INSTRUCTIONS TO FOLLOW: Find the word "jūsų" below. Copy each line that has it.

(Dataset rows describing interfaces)

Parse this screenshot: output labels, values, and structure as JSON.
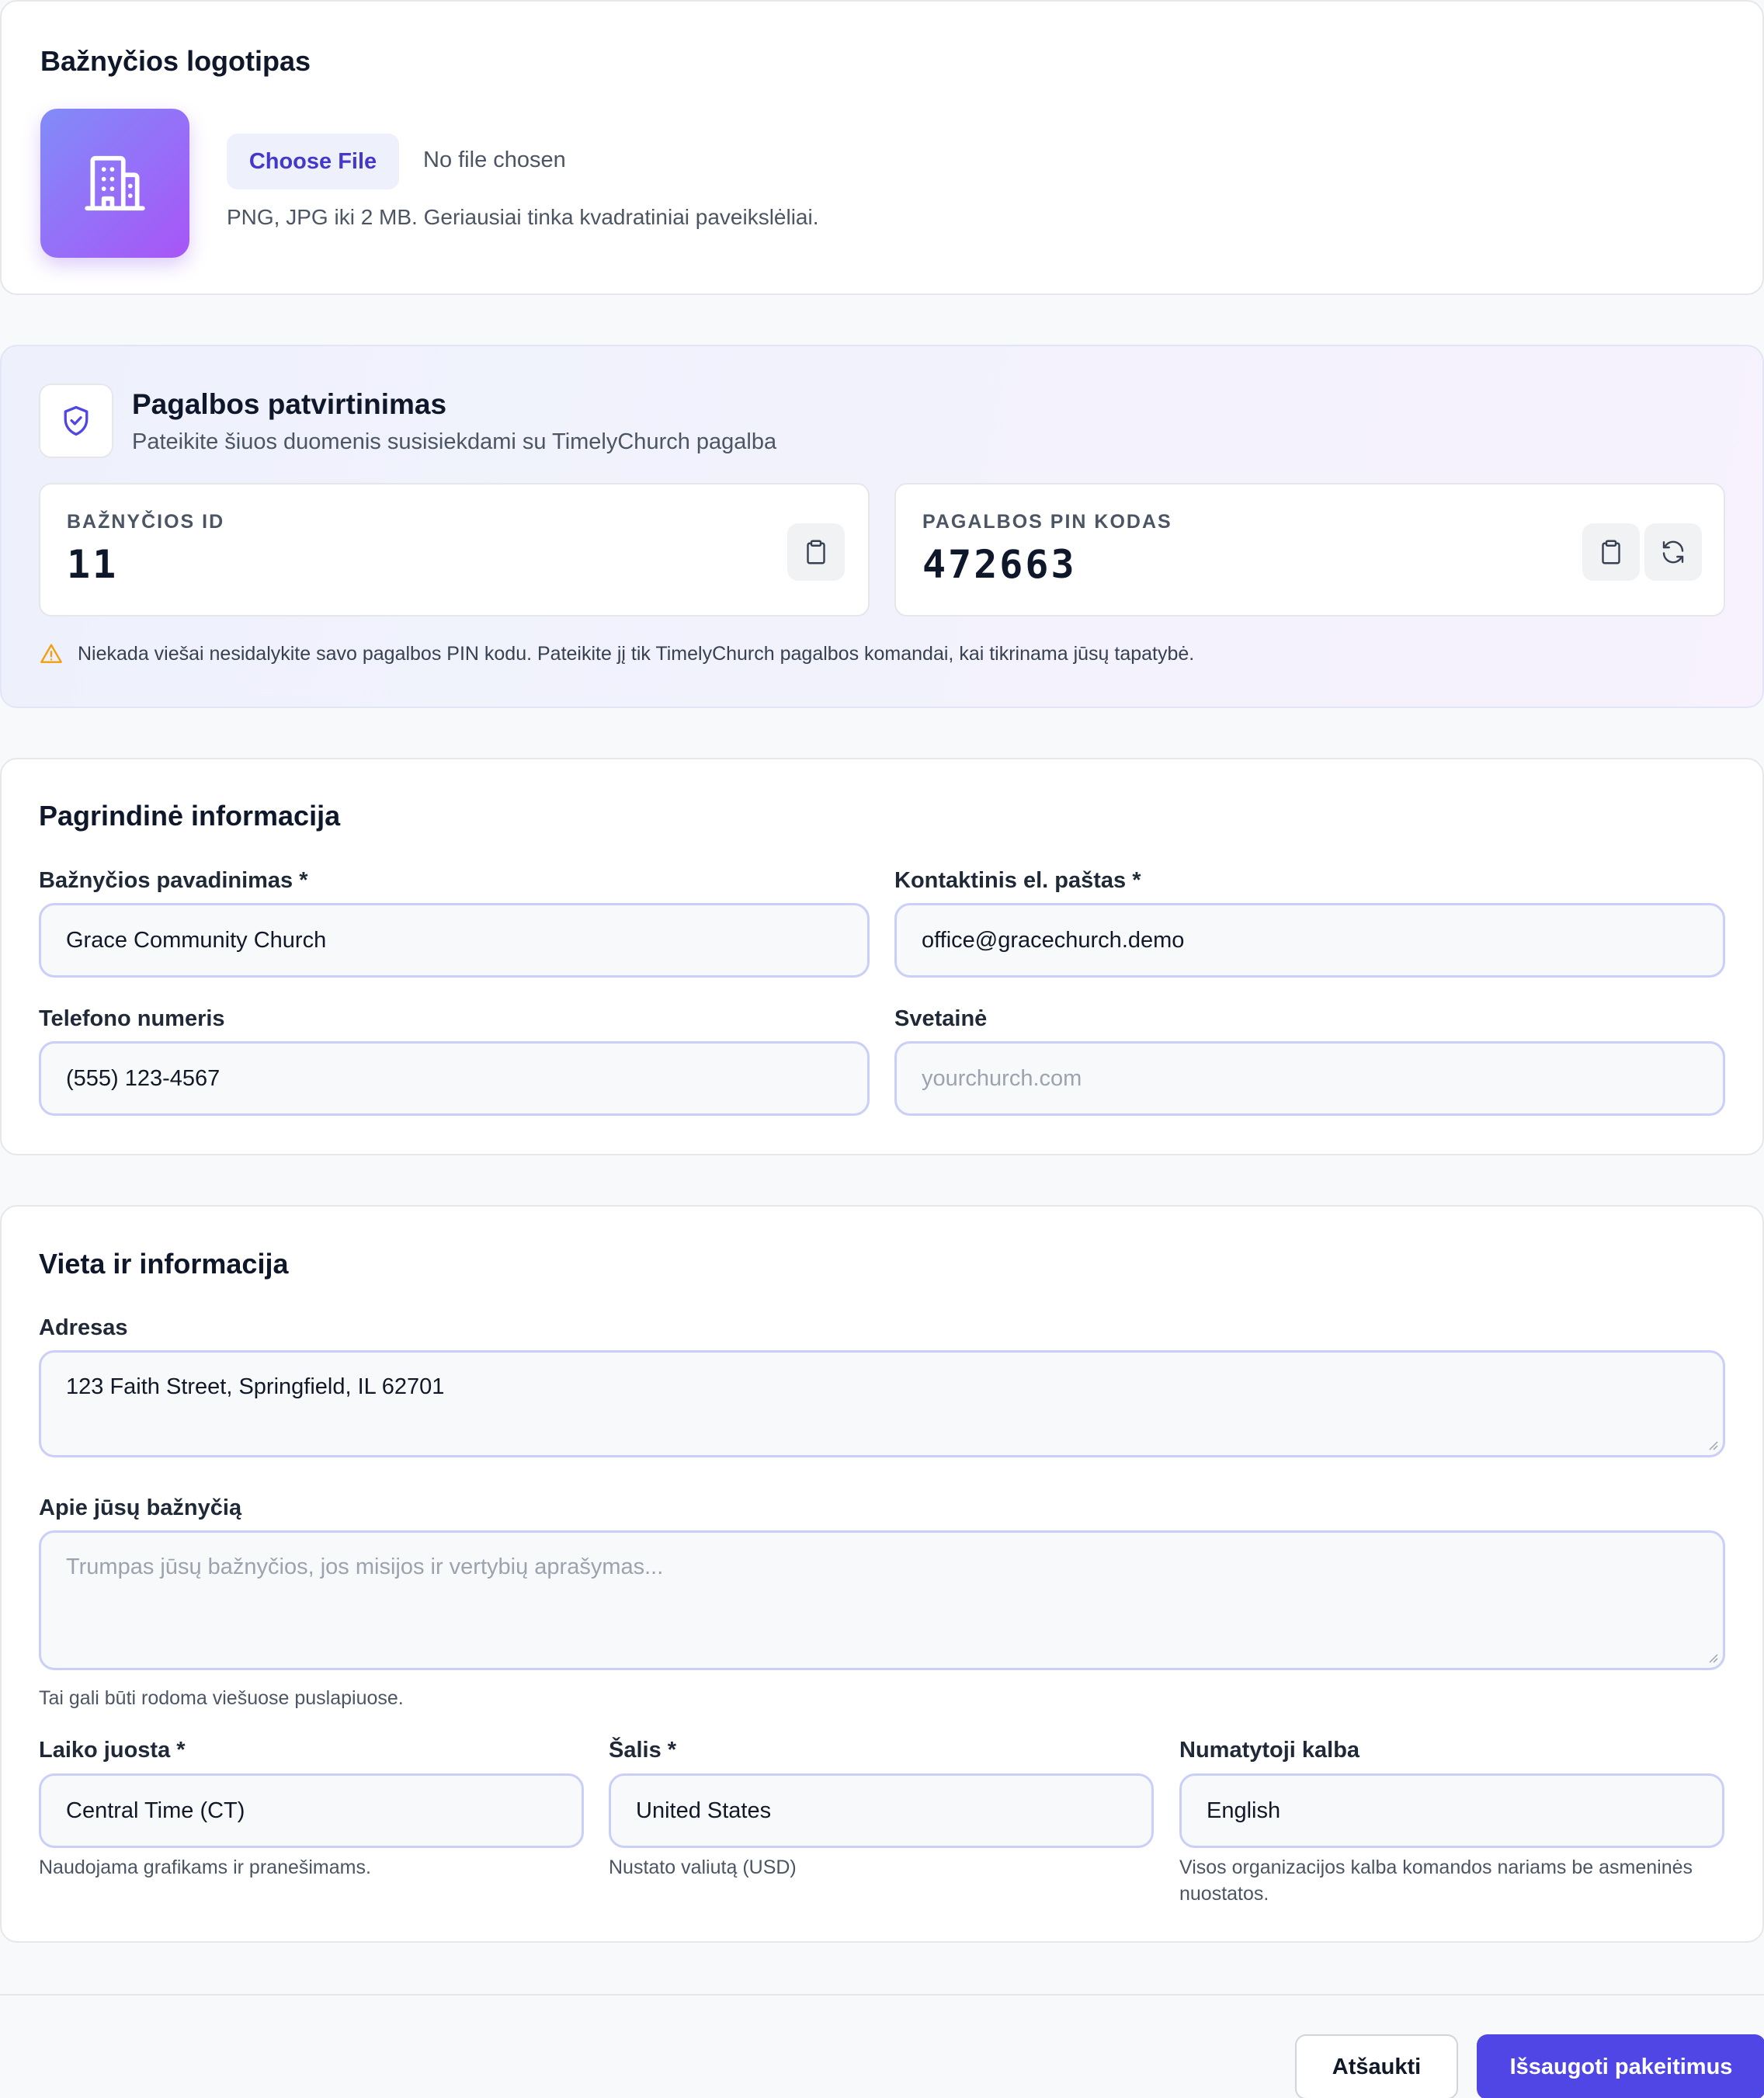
{
  "logo_section": {
    "title": "Bažnyčios logotipas",
    "choose_file_label": "Choose File",
    "file_status": "No file chosen",
    "hint": "PNG, JPG iki 2 MB. Geriausiai tinka kvadratiniai paveikslėliai.",
    "icon": "building-icon"
  },
  "support": {
    "title": "Pagalbos patvirtinimas",
    "subtitle": "Pateikite šiuos duomenis susisiekdami su TimelyChurch pagalba",
    "church_id_label": "BAŽNYČIOS ID",
    "church_id_value": "11",
    "pin_label": "PAGALBOS PIN KODAS",
    "pin_value": "472663",
    "warning": "Niekada viešai nesidalykite savo pagalbos PIN kodu. Pateikite jį tik TimelyChurch pagalbos komandai, kai tikrinama jūsų tapatybė.",
    "icons": [
      "shield-check-icon",
      "clipboard-icon",
      "refresh-icon",
      "warning-icon"
    ]
  },
  "basic_info": {
    "title": "Pagrindinė informacija",
    "church_name_label": "Bažnyčios pavadinimas *",
    "church_name_value": "Grace Community Church",
    "email_label": "Kontaktinis el. paštas *",
    "email_value": "office@gracechurch.demo",
    "phone_label": "Telefono numeris",
    "phone_value": "(555) 123-4567",
    "website_label": "Svetainė",
    "website_placeholder": "yourchurch.com"
  },
  "location": {
    "title": "Vieta ir informacija",
    "address_label": "Adresas",
    "address_value": "123 Faith Street, Springfield, IL 62701",
    "about_label": "Apie jūsų bažnyčią",
    "about_placeholder": "Trumpas jūsų bažnyčios, jos misijos ir vertybių aprašymas...",
    "about_help": "Tai gali būti rodoma viešuose puslapiuose.",
    "timezone_label": "Laiko juosta *",
    "timezone_value": "Central Time (CT)",
    "timezone_help": "Naudojama grafikams ir pranešimams.",
    "country_label": "Šalis *",
    "country_value": "United States",
    "country_help": "Nustato valiutą (USD)",
    "language_label": "Numatytoji kalba",
    "language_value": "English",
    "language_help": "Visos organizacijos kalba komandos nariams be asmeninės nuostatos."
  },
  "footer": {
    "cancel_label": "Atšaukti",
    "save_label": "Išsaugoti pakeitimus"
  },
  "colors": {
    "accent": "#4f46e5",
    "input_border": "#c9cff6",
    "warning": "#f59e0b"
  }
}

RESPONSE:
    "warning": "Niekada viešai nesidalykite savo pagalbos PIN kodu. Pateikite jį tik TimelyChurch pagalbos komandai, kai tikrinama jūsų tapatybė.",
    "about_label": "Apie jūsų bažnyčią",
    "about_placeholder": "Trumpas jūsų bažnyčios, jos misijos ir vertybių aprašymas...",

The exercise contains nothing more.